Structures in Planetary Rings Caused by Embedded Moonlets
Abstract
We have extended previous onedimensional kinematic investigations about the gravitational influence of satellites embedded in planetary rings on the surface mass density to two spatial dimensions, radius r and azimuth ϕ. The trajectories of 2 ^{19} = 524288 test particles have been integrated numerically using a Connection Machine. This large number of test particles allowed us to make simulations for the first time simultaneously in three types of regions showing different structures which were investigated separately by different authors: (i) the region of density wakes (Showalter et al., 1986), (ii) gaps limited by the wakes (Petit and Hénon, 1988), (iii) a ringlet covering the orbit of the moonlet. For eccentric orbits ( e_{m} ≠ 0), the density field σ( r, ϕ) has been found to depend sensitively on the azimuthal longitude ϕ of the model ring. The librating gravitational perturbations of the moonlet cause azimuthal variations in the border regions of the gaps (ii) and in the inner ringlet (iii). The numerical experiments have yielded interferences of the wakes showing mirror symmetry with respect to the longitude of the moonlet. In order to interpret the formation of the structures found in the wake region (i) as well as in the ringlet (iii) we have modified the streamline approach in the simplest case of a circular revolving moonlet ( e_{m} → 0). Concerning the wake interferences, a model has been developed where the damping of the wakes has been neglected. In this way we have been able to reproduce the interference of the wakes, and also the axisymmetric density profile of the ringlet. Besides the interference pattern axisymmetric density enhancements have been found at the resonance locations where the relative differential angular velocity m takes integer values m ≈ ± N. After a sufficiently long time (more than 15 synodic periods), these resonant features are the only remaining structures in the wake region; the wakes are smeared out even in the kinematic model (phase mixing). This is of interest for the explanation of axisymmetric quasiperiodic features in the Cassini division of Saturn's rings, which might in fact be due to small satellites.

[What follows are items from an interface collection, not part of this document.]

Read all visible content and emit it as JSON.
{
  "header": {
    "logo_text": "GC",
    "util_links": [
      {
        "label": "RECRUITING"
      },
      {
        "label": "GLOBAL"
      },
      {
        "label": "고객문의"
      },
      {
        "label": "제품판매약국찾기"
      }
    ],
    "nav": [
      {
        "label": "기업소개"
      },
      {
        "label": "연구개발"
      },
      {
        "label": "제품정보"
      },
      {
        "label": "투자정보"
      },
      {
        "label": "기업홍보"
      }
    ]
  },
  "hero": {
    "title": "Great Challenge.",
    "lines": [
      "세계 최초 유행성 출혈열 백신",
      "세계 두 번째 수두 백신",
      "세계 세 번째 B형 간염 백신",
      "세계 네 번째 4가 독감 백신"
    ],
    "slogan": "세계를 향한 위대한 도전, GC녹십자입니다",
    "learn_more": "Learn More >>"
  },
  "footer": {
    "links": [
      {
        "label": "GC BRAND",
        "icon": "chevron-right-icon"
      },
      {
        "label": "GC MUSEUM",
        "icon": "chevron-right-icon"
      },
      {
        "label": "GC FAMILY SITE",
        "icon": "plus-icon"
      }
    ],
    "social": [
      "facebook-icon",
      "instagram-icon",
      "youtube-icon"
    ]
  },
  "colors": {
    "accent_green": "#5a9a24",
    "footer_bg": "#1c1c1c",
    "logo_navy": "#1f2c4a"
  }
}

 Publication:

Icarus
 Pub Date:
 October 1994
 DOI:
 10.1006/icar.1994.1161
 Bibcode:
 1994Icar..111..514S
 Keywords:

 Eccentric Orbits;
 Gaps;
 Gravitational Effects;
 Moonlets;
 Planetary Rings;
 Ring Structures;
 Wakes;
 Analysis (Mathematics);
 Chaos;
 Computerized Simulation;
 Equations Of Motion;
 Kinetics;
 Laminar Flow;
 Mass Distribution;
 Astrophysics